Another trend I’m really excited about is what’s happening in gin. I think that gin is a great category. Being Spanish and being in Europe we’ve been drinking gin for a long time — it’s kind of like outdoor seating during Covid. Everyone’s like, ‘Oh my God, this is great.’ And I’m like, ‘Yeah, we’ve been doing this for a long time.’ Gin is a little bit the same thing. It’s like, ‘Oh my God, gin and tonics are great,’ and you’re like, ‘Yeah.’ But I feel like the U.S. is catching up with that which is great.

And also I’m very excited about the cognac and brandy category. You see brands like D’USSÉ doing such an incredible job. I mean, LOUIS XIII can’t make it fast enough. And I’m a big believer that a lot of these trends start with the African American community. And I think what they did to Champagne in the early 2000s, they’re about to do to brandy and cognac. And actually to your point of fortified wines, I’m a big, big believer and a big lover of
those kinds of wines.

RF: So fast forward, maybe three to five years, where’s Lobos tequila? What excites you most? Where are we going and what keeps you up at night in a really exciting way?
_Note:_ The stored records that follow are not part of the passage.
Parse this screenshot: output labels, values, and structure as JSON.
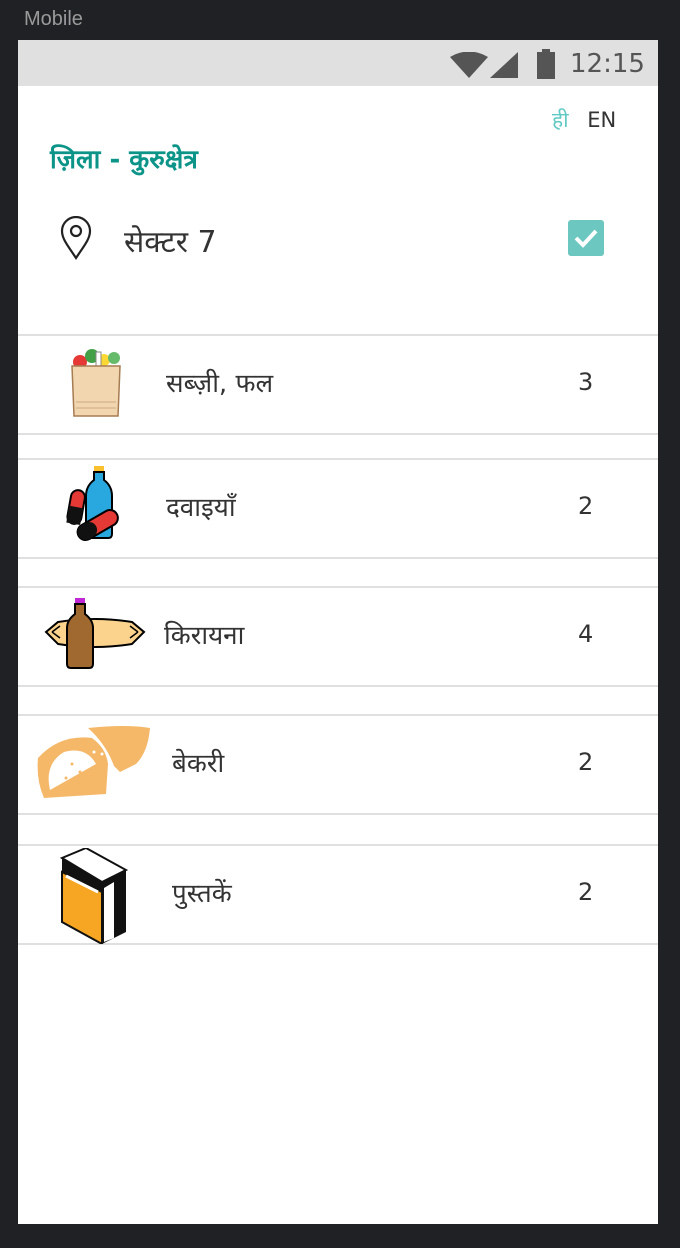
{
  "window": {
    "title": "Mobile"
  },
  "status_bar": {
    "time": "12:15",
    "icons": [
      "wifi-icon",
      "cell-signal-icon",
      "battery-icon"
    ]
  },
  "language": {
    "hindi": "ही",
    "english": "EN"
  },
  "district_label": "ज़िला  - कुरुक्षेत्र",
  "location": {
    "name": "सेक्टर  7",
    "icon": "map-pin-icon",
    "checked": true
  },
  "categories": [
    {
      "label": "सब्ज़ी, फल",
      "count": "3",
      "icon": "grocery-bag-icon"
    },
    {
      "label": "दवाइयाँ",
      "count": "2",
      "icon": "medicine-icon"
    },
    {
      "label": "किरायना",
      "count": "4",
      "icon": "grocery-staples-icon"
    },
    {
      "label": "बेकरी",
      "count": "2",
      "icon": "bread-icon"
    },
    {
      "label": "पुस्तकें",
      "count": "2",
      "icon": "book-icon"
    }
  ],
  "colors": {
    "accent": "#0d9488",
    "checkbox": "#6cc7c1",
    "language_active": "#5fc9c4"
  }
}
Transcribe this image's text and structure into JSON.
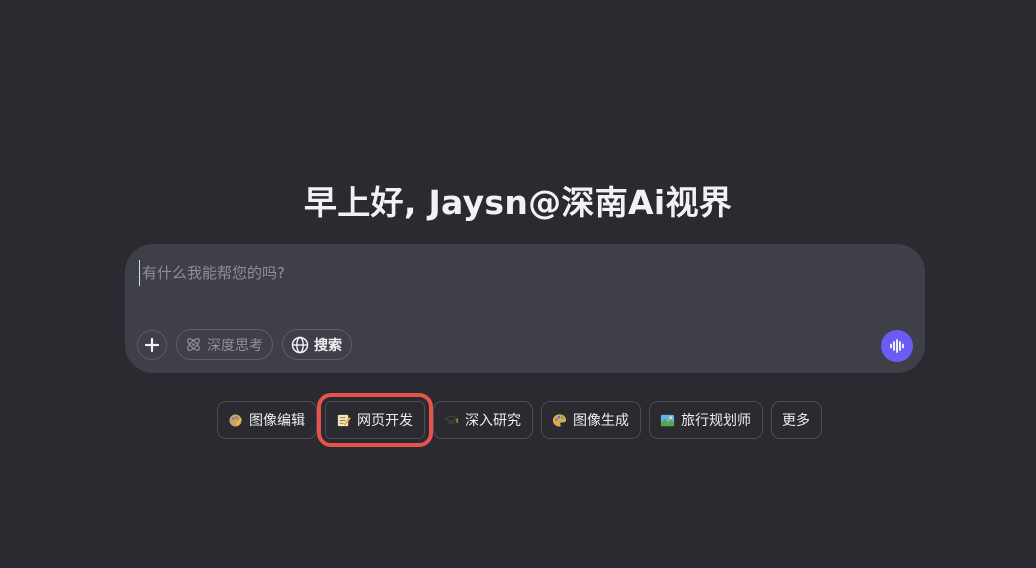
{
  "greeting": "早上好, Jaysn@深南Ai视界",
  "composer": {
    "placeholder": "有什么我能帮您的吗?",
    "value": "",
    "add_icon": "plus-icon",
    "deep_think": {
      "label": "深度思考",
      "icon": "atom-icon",
      "active": false
    },
    "search": {
      "label": "搜索",
      "icon": "globe-icon",
      "active": true
    },
    "voice_icon": "voice-wave-icon"
  },
  "shortcuts": [
    {
      "label": "图像编辑",
      "icon": "palette-pencil-icon"
    },
    {
      "label": "网页开发",
      "icon": "memo-icon",
      "highlighted": true
    },
    {
      "label": "深入研究",
      "icon": "graduation-cap-icon"
    },
    {
      "label": "图像生成",
      "icon": "palette-icon"
    },
    {
      "label": "旅行规划师",
      "icon": "map-icon"
    },
    {
      "label": "更多",
      "icon": ""
    }
  ],
  "colors": {
    "background": "#2a2a30",
    "composer": "#3f3f47",
    "accent": "#6a5cf5",
    "highlight": "#e5534b"
  }
}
DO: So I get asked that question quite a bit. It’s really important to me to not sell out the brand. It’s so easy to. There are always opportunities to be like, ‘Oh, this is 10,000 cases if you do this,’ and you’re like, ‘No, that’s not us.’ We can’t do that. And I’m a big custodian of that. And hopefully, my justification for that is that we’re building a brand we’re not building a moment. So hopefully, that pays off.
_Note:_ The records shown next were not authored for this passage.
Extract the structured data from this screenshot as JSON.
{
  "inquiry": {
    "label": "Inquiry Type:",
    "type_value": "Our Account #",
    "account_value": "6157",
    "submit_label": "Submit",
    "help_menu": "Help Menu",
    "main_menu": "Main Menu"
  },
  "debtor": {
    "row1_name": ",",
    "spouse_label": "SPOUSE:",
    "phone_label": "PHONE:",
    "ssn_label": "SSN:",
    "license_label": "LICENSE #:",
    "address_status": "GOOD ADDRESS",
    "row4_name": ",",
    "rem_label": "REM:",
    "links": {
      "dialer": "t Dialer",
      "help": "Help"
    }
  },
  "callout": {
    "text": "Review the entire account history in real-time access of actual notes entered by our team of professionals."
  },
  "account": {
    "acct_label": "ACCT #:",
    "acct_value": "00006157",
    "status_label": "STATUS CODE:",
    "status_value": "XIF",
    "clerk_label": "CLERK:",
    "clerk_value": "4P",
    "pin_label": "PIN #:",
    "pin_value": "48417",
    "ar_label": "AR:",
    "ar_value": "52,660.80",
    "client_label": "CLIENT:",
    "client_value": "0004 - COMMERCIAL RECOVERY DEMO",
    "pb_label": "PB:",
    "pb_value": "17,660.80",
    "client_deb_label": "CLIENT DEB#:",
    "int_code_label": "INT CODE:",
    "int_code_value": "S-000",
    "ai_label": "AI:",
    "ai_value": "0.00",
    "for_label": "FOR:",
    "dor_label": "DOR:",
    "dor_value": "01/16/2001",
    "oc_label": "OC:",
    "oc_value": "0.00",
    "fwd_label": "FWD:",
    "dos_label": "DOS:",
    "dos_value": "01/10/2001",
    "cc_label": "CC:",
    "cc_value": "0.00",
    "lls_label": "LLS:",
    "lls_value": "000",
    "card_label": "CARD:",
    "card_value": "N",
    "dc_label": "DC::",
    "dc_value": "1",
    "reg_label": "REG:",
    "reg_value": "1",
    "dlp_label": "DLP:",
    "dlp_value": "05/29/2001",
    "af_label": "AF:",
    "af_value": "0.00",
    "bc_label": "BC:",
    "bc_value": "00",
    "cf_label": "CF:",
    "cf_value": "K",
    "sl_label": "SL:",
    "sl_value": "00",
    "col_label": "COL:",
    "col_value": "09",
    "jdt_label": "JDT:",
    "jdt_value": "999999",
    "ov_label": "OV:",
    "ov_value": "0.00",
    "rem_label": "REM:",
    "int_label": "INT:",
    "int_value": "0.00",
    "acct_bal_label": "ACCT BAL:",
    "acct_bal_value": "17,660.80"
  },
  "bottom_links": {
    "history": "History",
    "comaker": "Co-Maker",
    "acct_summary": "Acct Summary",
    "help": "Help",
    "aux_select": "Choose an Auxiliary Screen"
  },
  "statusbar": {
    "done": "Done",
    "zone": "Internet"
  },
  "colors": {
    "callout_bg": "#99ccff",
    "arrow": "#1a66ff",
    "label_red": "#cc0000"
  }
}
The other part, to your point of values and that kind of thing, that’s a huge part of us. I’m a big sneaker lover, for example. But Jordan Ones, when Jordan did what he did, when you were a kid in the 90s and you were wearing them, and then a kid would like nod at you and then you both knew you shared something, which was a set of values, ‘against the man,’ or whatever the slogan was at the time. And I would love it in three or four years from now for someone to order a drink of Lobos at a bar and another person hears it and they know they share more than their tastes in tequila. They share a little bit of… they have that nod, they share that kind of, ‘Oh we stand for the similar thing.’

RF: I’m really thrilled that we had the chance to catch up today and look forward to keeping the conversation going.

DO: Yeah, anytime.

Learn more about Lobos 1707 here.